Force protection and survivability: 12.7 Sniper and 14.5 MG. If I had a 12.7 Sniper Rifle I'd put the first bullet in the Exposed RWS lens. Now you can operate totally blind or come outside where a pistol shot will take you out. I think the 14.5 testing will show the Stryker will not take too much. It is more marketing than substance.  Frankly, I have to laugh when I think of all the stuck Strykers I saw this summer. In the 5ft trench, on the 2 ft. wall, hung up on a stump, sunk in the mud, rolled over on their sides. In every instance the winch failed and a recovery vehicle had to be used. There were no stuck M113s. The M113 may not have a winch installed but it does have self recovery. If the M113 was hung up on that stump, you would take the tow cable off the ramp and secure it to the tracks and drive off. Twenty minutes at the most. That Stryker was there all night. The Stryker also burned up the winch motor and it was never replaced.

Operational Insights. Say whatever the boss wants to hear. If you're inside that Stryker when the Fire Suppression goes off, it means zero oxygen for 9 men. What is the probability of losing a track opposed to wheel and suspension damage. At least the crew on a M113 can change or repair a track. Even if you had the tools I do not think the whole 9 man squad could get a mine damaged front wheel off a Stryker.

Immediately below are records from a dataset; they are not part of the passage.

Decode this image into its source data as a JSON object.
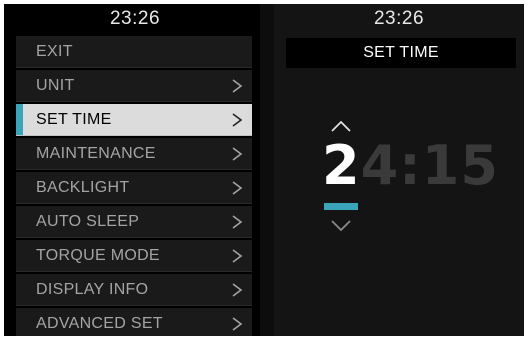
{
  "left_panel": {
    "clock": "23:26",
    "menu_items": [
      {
        "label": "EXIT",
        "has_arrow": false,
        "selected": false
      },
      {
        "label": "UNIT",
        "has_arrow": true,
        "selected": false
      },
      {
        "label": "SET TIME",
        "has_arrow": true,
        "selected": true
      },
      {
        "label": "MAINTENANCE",
        "has_arrow": true,
        "selected": false
      },
      {
        "label": "BACKLIGHT",
        "has_arrow": true,
        "selected": false
      },
      {
        "label": "AUTO SLEEP",
        "has_arrow": true,
        "selected": false
      },
      {
        "label": "TORQUE MODE",
        "has_arrow": true,
        "selected": false
      },
      {
        "label": "DISPLAY INFO",
        "has_arrow": true,
        "selected": false
      },
      {
        "label": "ADVANCED SET",
        "has_arrow": true,
        "selected": false
      }
    ]
  },
  "right_panel": {
    "clock": "23:26",
    "title": "SET TIME",
    "time_editor": {
      "active_digit": "2",
      "remaining_digits": "4:15",
      "up_icon": "chevron-up-icon",
      "down_icon": "chevron-down-icon"
    }
  },
  "colors": {
    "accent": "#3aa5b8",
    "selected_bg": "#dcdcdc",
    "item_bg": "#1a1a1a",
    "item_text": "#a4a4a4",
    "inactive_digits": "#3a3a3a"
  }
}
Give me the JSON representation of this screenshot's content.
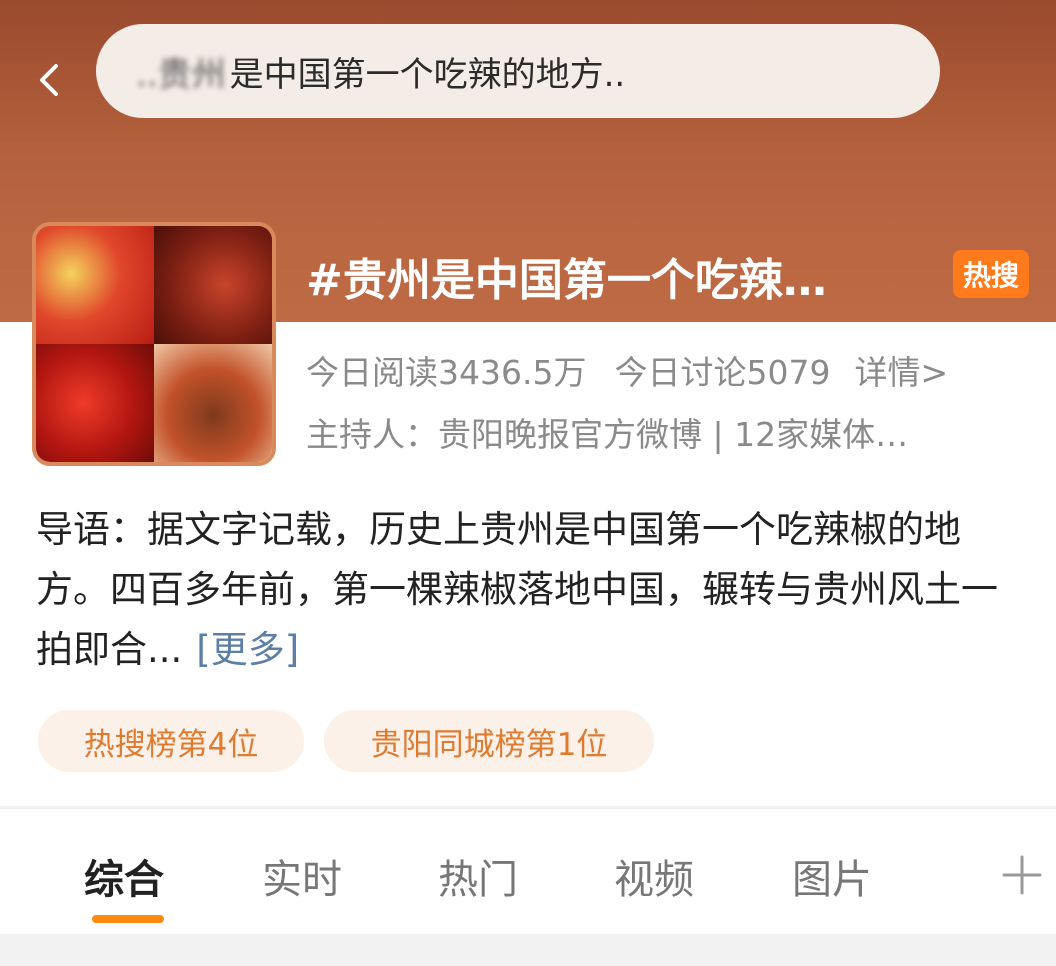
{
  "search": {
    "blurred_prefix": "..贵州",
    "query": "是中国第一个吃辣的地方.."
  },
  "topic": {
    "title": "#贵州是中国第一个吃辣…",
    "badge": "热搜",
    "read_count": "今日阅读3436.5万",
    "discuss_count": "今日讨论5079",
    "detail_link": "详情>",
    "host": "主持人：贵阳晚报官方微博 | 12家媒体…"
  },
  "intro": {
    "text": "导语：据文字记载，历史上贵州是中国第一个吃辣椒的地方。四百多年前，第一棵辣椒落地中国，辗转与贵州风土一拍即合...",
    "more_label": "[更多]"
  },
  "tags": [
    {
      "label": "热搜榜第4位"
    },
    {
      "label": "贵阳同城榜第1位"
    }
  ],
  "tabs": [
    {
      "label": "综合",
      "active": true
    },
    {
      "label": "实时",
      "active": false
    },
    {
      "label": "热门",
      "active": false
    },
    {
      "label": "视频",
      "active": false
    },
    {
      "label": "图片",
      "active": false
    }
  ],
  "icons": {
    "back": "chevron-left-icon",
    "add": "plus-icon"
  },
  "colors": {
    "header": "#b3603c",
    "hot_badge": "#ff7a1a",
    "tab_indicator": "#ff8a10",
    "tag_text": "#e07a2e",
    "more_link": "#5c7fa5"
  }
}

Transportability. The M113A3 with cupola shield and all drives right on to a C130 with the crew onboard. I made the whole Platoon do it in training. It is truthfully, Roll on / Roll off. The Stryker must have the RWS removed by mechanics, then drive the vehicle half a mile to squat the suspension. In about 4 hours the vehicle, with driver only, are loaded, requiring a height waiver. Hope the mechanics and tools get to the destination before you do so you can reassemble it. However you can drive the M113 down the ramp with the Gunner and Driver mounted and charge the 50 Cal and start shooting, defend that C130! The Stryker rolls off defenseless, hope that Air Force loadmaster is a good shot.

It looks like the Army went shopping for a car and a fast talking car salesman sold it on the accessories. All those accessories will fit on our vehicle too. Without the Sticker Shock!  I have talked to quite a few soldiers who fought on M113s in combat, and did research in US Army archives. There is a place for vehicles like the Stryker, excellent MP security vehicle. The Army went from Motorized Infantry to Mechanized Infantry to take the fight to the Enemy with as much protection as possible. Going back to the Stryker allows the Enemy safe havens. They will base forces where the Strykers cannot go and strike at the time and place that supports the best advantage. We will have lost the initiative. 

                                               Name Withheld

2003 www.G2mil.com


Stryker Costs

Here are the figures.  Interesting.

              Original Contract $
Tot Costs     4,200,000,000
# Vehicles    2,131
Cost/Veh      1,970,000

Cost To Date             4,859,200,000
# of Veh                      1691
Cost Per Veh             2,976,159
Total Over Budget   1,526,398,498
Total Proj Cost          6,168,709,934
Total Proj Over Budget   1,968,709,934

My friend Bill noted: The $6.168B cost is only for 1691 vehicles, 440 more vehicles are required to meet the original contract/need. If you add the cost of 440 vehicles at the unit cost of $2.976M an additional cost of $1.309B is incurred. With this the total program cost for 2131 vehicles is $7.477B. This is an 88% increase in cost over the original cost of $4.2B. Some cost performance for an "off-the-shelf vehicle".                        

                                                                                 Roy Ardillo